WHAT TO PRODUCE »
The entries are to be returned exactly, with images left out.

INPUT FOR THIS TASK »
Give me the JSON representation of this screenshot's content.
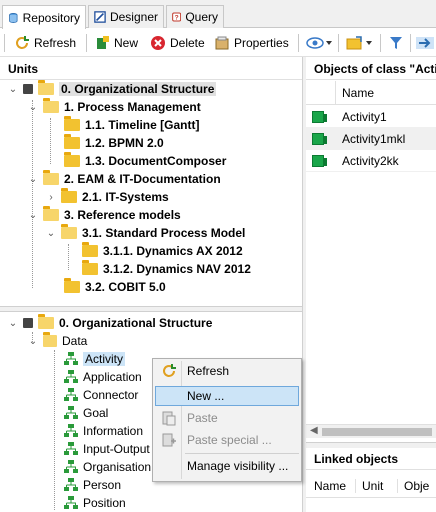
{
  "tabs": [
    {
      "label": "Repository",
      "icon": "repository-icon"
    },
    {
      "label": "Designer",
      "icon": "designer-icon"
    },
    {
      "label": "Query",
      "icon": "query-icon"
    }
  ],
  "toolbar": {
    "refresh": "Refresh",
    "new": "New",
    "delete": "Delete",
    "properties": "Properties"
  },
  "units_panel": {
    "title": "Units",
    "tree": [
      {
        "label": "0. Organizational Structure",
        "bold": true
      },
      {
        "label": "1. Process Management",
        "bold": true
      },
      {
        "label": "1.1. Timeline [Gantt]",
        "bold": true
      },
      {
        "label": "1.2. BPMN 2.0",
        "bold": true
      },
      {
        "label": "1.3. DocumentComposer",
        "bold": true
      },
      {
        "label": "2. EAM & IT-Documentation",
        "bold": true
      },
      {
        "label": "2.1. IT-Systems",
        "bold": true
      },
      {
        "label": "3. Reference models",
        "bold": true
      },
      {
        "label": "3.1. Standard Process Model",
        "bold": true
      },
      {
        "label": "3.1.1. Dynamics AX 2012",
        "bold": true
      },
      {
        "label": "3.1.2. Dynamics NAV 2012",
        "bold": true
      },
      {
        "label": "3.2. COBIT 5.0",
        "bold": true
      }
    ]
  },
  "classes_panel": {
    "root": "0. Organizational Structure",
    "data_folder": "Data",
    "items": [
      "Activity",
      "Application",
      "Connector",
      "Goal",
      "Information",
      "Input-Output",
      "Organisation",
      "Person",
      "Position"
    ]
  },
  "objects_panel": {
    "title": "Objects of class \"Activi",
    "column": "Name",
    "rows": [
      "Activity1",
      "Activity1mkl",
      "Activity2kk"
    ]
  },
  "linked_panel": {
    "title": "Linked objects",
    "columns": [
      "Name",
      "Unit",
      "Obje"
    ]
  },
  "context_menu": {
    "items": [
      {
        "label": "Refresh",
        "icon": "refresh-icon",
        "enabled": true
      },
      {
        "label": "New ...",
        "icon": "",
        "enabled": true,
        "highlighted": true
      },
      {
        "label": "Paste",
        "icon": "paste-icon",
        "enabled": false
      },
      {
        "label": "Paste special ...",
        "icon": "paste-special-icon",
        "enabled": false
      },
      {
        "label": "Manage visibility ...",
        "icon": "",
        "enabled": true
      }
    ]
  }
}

ANSWER SPACE »
Give me the JSON representation of this screenshot's content.
{
  "tabs": [
    {
      "label": "Repository",
      "icon": "repository-icon"
    },
    {
      "label": "Designer",
      "icon": "designer-icon"
    },
    {
      "label": "Query",
      "icon": "query-icon"
    }
  ],
  "toolbar": {
    "refresh": "Refresh",
    "new": "New",
    "delete": "Delete",
    "properties": "Properties"
  },
  "units_panel": {
    "title": "Units",
    "tree": [
      {
        "label": "0. Organizational Structure",
        "bold": true
      },
      {
        "label": "1. Process Management",
        "bold": true
      },
      {
        "label": "1.1. Timeline [Gantt]",
        "bold": true
      },
      {
        "label": "1.2. BPMN 2.0",
        "bold": true
      },
      {
        "label": "1.3. DocumentComposer",
        "bold": true
      },
      {
        "label": "2. EAM & IT-Documentation",
        "bold": true
      },
      {
        "label": "2.1. IT-Systems",
        "bold": true
      },
      {
        "label": "3. Reference models",
        "bold": true
      },
      {
        "label": "3.1. Standard Process Model",
        "bold": true
      },
      {
        "label": "3.1.1. Dynamics AX 2012",
        "bold": true
      },
      {
        "label": "3.1.2. Dynamics NAV 2012",
        "bold": true
      },
      {
        "label": "3.2. COBIT 5.0",
        "bold": true
      }
    ]
  },
  "classes_panel": {
    "root": "0. Organizational Structure",
    "data_folder": "Data",
    "items": [
      "Activity",
      "Application",
      "Connector",
      "Goal",
      "Information",
      "Input-Output",
      "Organisation",
      "Person",
      "Position"
    ]
  },
  "objects_panel": {
    "title": "Objects of class \"Activi",
    "column": "Name",
    "rows": [
      "Activity1",
      "Activity1mkl",
      "Activity2kk"
    ]
  },
  "linked_panel": {
    "title": "Linked objects",
    "columns": [
      "Name",
      "Unit",
      "Obje"
    ]
  },
  "context_menu": {
    "items": [
      {
        "label": "Refresh",
        "icon": "refresh-icon",
        "enabled": true
      },
      {
        "label": "New ...",
        "icon": "",
        "enabled": true,
        "highlighted": true
      },
      {
        "label": "Paste",
        "icon": "paste-icon",
        "enabled": false
      },
      {
        "label": "Paste special ...",
        "icon": "paste-special-icon",
        "enabled": false
      },
      {
        "label": "Manage visibility ...",
        "icon": "",
        "enabled": true
      }
    ]
  }
}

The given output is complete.